There is a saying, "be in the moment." Someone who's been through addiction, whether as participant, codependent, or exasperated onlooker, knows exactly what's meant by that. At some point, all civilized human beings have to apply rationalization or skirt reality in order to apply charity and tolerance. "He's just tired." "She's under stress." "I was behaving like a child... no wonder he came off on me." But, sometimes, it gets to be an obsession... a life skill... an art form. One loses the awareness of making a conscious effort to get around the discomfort. Instead, you start jollying yourself into believing Everything is Just Fine. We forbid ourselves and others to feel otherwise. No matter how much our stomach hurts from anxiety or the tears want to fall, we smile and calmly say, "it's all right" or "it's not so bad."
It takes a long time to overcome that. One way is to concentrate on simple, accessible experiences: the fragrance of a rose, the beauty of a landscape, or a beautiful melody. Not just the nose, eyes or ears, but the brain and the emotions, the memory and the soul. It took me a long time to learn to do that. To this day, it is still a conscious decision.
Of late ... many years down the road of recovery ... I've noticed that the willingness to be in the moment has not been limited to just the good stuff. I am willing to feel my pain.
This is not a maudlin exercise, though if I'm tired I might retire early with a box of tissues and cry myself to sleep. (I spent decades without shedding a tear, so that's really an improvement.) It is, for me, a quiet acknowledgement that life hurts, and I can feel that hurt, understand and acknowledge it, and honor my sorrow and my pain - and life is really sweeter when I do.
I don't recommend wallowing in pain. I don't allow myself to do so. If it gets too bad, I go for a walk, have a hot bath, take my vitamins, and get some sleep. But, sometimes, I honor myself and what I have lived through by acknowledging the scope of what I have lost and endured.

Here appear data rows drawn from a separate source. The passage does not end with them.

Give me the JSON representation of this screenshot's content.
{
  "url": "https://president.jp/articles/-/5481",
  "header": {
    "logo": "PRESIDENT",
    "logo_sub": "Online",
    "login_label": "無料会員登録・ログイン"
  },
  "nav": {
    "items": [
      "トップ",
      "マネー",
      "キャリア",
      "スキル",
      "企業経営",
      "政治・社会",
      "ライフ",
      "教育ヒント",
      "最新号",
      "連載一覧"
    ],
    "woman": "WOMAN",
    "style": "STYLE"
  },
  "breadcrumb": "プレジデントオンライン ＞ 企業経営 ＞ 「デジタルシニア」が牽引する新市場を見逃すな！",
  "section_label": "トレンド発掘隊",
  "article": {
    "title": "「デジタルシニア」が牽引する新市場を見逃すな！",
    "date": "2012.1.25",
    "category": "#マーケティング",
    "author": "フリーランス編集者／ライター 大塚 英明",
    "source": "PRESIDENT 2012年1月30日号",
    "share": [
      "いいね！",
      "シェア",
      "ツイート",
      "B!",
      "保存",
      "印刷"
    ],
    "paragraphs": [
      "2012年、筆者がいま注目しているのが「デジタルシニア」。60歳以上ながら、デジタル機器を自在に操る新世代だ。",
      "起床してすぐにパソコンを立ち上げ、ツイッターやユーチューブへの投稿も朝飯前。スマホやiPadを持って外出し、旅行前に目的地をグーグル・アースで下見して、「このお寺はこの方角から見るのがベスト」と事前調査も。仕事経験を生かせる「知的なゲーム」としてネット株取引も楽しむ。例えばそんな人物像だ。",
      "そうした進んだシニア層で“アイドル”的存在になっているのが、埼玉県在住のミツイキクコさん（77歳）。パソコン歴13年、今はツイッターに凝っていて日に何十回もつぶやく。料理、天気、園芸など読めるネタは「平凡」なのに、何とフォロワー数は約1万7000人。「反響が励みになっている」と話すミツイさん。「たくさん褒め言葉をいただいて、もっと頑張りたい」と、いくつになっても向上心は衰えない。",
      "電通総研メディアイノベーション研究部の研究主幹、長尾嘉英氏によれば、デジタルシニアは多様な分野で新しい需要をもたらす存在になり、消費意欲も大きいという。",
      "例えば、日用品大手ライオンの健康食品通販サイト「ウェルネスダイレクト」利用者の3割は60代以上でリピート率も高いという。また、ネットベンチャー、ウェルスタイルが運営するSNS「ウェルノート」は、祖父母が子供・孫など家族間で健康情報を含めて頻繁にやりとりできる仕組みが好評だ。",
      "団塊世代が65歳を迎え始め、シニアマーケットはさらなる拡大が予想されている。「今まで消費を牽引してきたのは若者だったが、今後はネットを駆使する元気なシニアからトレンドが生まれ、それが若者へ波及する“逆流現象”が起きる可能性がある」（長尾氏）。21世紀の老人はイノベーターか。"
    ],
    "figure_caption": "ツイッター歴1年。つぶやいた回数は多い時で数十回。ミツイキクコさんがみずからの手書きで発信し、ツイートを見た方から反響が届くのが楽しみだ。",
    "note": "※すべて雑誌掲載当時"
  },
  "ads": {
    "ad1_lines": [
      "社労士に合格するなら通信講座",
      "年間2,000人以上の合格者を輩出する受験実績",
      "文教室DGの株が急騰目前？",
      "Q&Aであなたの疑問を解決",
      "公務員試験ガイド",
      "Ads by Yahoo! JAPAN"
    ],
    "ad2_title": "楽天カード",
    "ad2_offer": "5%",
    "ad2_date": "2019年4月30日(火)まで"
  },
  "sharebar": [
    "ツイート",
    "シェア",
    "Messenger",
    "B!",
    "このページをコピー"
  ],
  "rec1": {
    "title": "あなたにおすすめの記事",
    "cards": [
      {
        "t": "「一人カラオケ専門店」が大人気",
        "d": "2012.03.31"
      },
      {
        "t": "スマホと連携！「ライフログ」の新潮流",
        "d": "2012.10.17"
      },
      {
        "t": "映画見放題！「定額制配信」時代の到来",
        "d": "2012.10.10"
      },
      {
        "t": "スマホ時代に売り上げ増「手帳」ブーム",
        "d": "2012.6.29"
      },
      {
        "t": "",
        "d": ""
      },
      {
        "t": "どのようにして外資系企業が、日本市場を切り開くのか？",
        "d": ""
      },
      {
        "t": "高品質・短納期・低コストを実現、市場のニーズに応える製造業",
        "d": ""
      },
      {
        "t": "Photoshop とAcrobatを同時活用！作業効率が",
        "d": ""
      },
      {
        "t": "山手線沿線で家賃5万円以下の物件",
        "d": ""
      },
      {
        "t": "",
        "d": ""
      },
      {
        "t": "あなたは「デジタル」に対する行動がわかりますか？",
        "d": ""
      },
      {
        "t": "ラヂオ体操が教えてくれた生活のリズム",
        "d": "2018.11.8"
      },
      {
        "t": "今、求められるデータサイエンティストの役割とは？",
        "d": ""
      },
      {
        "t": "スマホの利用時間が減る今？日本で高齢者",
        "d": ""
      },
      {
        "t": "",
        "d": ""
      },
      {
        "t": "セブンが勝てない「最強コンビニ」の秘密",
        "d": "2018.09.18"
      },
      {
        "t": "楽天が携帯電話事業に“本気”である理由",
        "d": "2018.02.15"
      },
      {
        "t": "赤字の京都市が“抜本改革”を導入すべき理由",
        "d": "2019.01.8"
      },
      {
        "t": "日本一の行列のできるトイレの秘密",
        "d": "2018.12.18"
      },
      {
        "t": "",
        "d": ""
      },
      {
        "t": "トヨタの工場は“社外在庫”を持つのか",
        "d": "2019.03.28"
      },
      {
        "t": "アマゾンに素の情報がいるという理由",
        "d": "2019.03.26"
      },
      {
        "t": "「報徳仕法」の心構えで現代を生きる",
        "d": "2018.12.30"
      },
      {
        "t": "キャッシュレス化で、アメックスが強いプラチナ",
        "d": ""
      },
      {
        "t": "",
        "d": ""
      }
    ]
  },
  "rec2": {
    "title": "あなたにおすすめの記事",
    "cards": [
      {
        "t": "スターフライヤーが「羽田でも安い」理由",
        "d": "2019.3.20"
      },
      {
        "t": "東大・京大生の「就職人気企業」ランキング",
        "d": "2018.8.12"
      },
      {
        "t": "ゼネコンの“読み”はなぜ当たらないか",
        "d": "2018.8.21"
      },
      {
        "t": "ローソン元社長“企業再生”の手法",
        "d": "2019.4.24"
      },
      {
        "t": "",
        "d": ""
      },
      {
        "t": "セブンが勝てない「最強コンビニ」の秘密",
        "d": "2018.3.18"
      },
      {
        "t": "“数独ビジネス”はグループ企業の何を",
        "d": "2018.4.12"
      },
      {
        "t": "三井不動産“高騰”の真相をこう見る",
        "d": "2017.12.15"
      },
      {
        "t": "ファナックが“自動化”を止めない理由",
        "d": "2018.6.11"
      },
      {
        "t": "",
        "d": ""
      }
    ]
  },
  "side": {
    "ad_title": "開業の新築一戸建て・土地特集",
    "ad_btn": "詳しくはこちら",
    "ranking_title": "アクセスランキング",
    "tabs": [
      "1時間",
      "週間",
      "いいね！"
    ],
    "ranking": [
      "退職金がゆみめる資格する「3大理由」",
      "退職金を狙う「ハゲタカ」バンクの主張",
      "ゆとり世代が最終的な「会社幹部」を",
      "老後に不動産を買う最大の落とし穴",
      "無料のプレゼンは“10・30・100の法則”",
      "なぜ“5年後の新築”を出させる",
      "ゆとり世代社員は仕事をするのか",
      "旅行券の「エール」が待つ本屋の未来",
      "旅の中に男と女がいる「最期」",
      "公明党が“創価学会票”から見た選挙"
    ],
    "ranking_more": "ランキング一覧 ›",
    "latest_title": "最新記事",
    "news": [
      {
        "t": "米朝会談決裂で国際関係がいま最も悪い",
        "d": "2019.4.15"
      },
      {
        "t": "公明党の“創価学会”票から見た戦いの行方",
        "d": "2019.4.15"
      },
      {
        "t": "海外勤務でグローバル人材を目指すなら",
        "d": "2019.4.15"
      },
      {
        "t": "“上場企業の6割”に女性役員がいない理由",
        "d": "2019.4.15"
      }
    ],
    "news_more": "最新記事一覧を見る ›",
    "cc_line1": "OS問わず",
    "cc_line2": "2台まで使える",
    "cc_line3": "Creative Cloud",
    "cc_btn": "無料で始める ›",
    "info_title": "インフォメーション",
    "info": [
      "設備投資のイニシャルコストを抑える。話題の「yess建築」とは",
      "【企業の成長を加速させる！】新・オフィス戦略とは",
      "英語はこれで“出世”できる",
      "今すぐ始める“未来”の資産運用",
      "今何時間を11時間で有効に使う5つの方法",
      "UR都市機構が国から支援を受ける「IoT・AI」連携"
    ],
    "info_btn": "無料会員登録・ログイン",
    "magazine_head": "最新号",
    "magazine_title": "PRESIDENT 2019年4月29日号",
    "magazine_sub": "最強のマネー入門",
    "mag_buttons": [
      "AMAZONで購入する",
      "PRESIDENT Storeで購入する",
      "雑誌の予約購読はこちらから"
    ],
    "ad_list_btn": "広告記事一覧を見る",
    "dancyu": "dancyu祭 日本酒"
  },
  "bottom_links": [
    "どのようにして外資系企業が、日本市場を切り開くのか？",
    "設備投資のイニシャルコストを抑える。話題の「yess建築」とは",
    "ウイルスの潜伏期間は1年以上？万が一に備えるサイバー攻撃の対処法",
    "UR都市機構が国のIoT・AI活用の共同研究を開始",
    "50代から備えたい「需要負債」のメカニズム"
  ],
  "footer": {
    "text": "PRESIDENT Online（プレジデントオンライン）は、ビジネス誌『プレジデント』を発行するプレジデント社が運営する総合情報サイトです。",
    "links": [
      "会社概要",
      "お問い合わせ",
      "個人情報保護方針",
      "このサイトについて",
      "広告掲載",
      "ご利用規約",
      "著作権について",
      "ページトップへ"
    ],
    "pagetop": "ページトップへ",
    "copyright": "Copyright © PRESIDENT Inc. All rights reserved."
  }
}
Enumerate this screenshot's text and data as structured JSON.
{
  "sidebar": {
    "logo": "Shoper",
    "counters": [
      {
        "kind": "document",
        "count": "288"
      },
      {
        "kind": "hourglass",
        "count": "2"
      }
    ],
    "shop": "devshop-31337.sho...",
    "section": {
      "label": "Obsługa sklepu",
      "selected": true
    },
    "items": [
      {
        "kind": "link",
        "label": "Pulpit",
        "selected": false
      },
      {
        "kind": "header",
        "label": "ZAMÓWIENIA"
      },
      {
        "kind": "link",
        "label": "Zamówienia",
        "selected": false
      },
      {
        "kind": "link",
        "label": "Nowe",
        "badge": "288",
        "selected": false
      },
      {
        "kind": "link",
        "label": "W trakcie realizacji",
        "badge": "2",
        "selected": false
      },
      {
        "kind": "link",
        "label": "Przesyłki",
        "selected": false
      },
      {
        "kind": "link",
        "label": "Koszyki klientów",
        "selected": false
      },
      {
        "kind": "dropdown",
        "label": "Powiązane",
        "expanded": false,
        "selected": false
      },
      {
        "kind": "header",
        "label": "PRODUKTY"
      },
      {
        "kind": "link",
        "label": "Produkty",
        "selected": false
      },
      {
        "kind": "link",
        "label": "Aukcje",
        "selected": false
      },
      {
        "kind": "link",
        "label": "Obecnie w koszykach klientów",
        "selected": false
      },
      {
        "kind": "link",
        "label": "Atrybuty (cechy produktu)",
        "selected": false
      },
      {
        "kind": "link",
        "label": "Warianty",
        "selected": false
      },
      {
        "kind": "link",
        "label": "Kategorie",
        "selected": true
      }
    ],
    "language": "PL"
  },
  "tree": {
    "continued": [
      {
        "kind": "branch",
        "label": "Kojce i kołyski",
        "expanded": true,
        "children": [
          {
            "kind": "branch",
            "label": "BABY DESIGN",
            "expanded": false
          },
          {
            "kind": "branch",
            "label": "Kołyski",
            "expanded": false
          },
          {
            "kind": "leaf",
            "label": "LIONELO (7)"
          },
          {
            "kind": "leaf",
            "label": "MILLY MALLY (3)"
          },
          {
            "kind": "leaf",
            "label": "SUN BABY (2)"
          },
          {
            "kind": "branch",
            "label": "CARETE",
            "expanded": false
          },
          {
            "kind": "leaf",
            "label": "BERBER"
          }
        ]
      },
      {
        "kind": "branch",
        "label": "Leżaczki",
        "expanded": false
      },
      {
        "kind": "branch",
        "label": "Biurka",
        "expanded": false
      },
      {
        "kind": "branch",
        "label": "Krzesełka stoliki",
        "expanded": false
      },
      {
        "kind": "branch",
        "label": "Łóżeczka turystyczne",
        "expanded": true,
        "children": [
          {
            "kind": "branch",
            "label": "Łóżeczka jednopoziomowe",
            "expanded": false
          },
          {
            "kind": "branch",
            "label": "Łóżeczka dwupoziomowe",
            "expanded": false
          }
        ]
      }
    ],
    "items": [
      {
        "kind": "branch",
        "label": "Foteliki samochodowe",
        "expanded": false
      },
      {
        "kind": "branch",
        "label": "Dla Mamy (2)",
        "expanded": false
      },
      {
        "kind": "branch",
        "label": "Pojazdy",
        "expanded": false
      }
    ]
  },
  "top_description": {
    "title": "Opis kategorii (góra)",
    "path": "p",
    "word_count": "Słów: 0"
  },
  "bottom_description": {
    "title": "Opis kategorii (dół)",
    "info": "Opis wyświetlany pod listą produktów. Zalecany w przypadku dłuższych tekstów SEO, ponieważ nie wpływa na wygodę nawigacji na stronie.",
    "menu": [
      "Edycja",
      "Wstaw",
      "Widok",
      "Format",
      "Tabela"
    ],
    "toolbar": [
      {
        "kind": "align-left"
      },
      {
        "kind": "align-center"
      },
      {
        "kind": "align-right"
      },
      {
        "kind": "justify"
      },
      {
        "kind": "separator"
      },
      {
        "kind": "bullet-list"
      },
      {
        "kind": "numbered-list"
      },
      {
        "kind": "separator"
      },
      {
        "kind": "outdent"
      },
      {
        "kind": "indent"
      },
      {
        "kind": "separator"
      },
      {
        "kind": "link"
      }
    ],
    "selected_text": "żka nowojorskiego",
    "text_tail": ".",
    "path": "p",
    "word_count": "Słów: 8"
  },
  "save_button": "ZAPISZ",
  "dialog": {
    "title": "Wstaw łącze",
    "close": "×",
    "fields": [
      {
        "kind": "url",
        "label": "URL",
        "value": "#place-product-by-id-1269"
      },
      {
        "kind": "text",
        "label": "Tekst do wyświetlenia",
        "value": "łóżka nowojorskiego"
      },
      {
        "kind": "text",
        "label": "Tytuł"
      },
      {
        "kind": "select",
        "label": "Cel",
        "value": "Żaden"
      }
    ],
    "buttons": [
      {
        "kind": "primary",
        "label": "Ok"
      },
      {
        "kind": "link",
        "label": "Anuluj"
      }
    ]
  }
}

It hurts, yes, but it's nothing compared to what Jesus endured. If I open my soul to him, I sense him drawing near. "Though I walk through the valley of the shadow of death..." I know that valley. I've crossed it a few times. I know how dank and cold and dark it gets. There are things to fear in there, things you cannot identify but whose reality your soul knows, and wants to run from.
He is with us in those moments.
I have a lot of beauty in my life. I have love, and so many good things. Still, I feel like it's part of my healing that sometimes I can sit and open the dark side of my soul. I find I can look at the horror without flinching because Jesus is looking at it with me. Together we open the hidden place. Together we hear the cruel words again, or feel the awful horror of a moment of loss so deep that I knew my life would never be the same. I look at the moment, and hand it off to him. I don't know what he does with it. Sometimes I think I hear the echo of nails being driven, or the soft drip of something heavier than water onto the ground.
I don't want it to be that way. I don't want my pain to be his, too. But he lets me know somehow that his part already happened. It's done. He knew what I would experience, and he took it on himself that day. Part of what he suffered was for me. There were my sins, and there were those of the ones whose sin complicated my life. It doesn't matter. They all got dealt with then.
They got dealt with so that I could heal, today; so that I could look at the pain and let it go, into the hands of one who let evil do its worst, yet rose again. And that's what he points me to, now. I don't understand why what happened to me had to happen. I've been given the grace to let go of that need to know. The Sun is rising, making all things new. My soul is different and new, too. The pain isn't gone, but it has no power to hurt me, now. He took it from me.
I am still wounded. I am still maimed. The life that was so easy for others ... meet, marry, know, love ... was never mine, although I yearned for it so deeply. My blunders led to a barren existence in an emotional wilderness. Now I can quit hiding from the pain. Instead of annihilating me, the sorrow has led me to be closer to God than ever before in my life. He has let me share an infinitesimal bit of what he knew on the cross. I have been taken into his confidence. The only difference is, he understood why, and I never will. There are no explanations. There is only the promise of company and support if you surrender.
In a Carmelite cell, there is a bare cross on the wall. It is bare because it is a destination.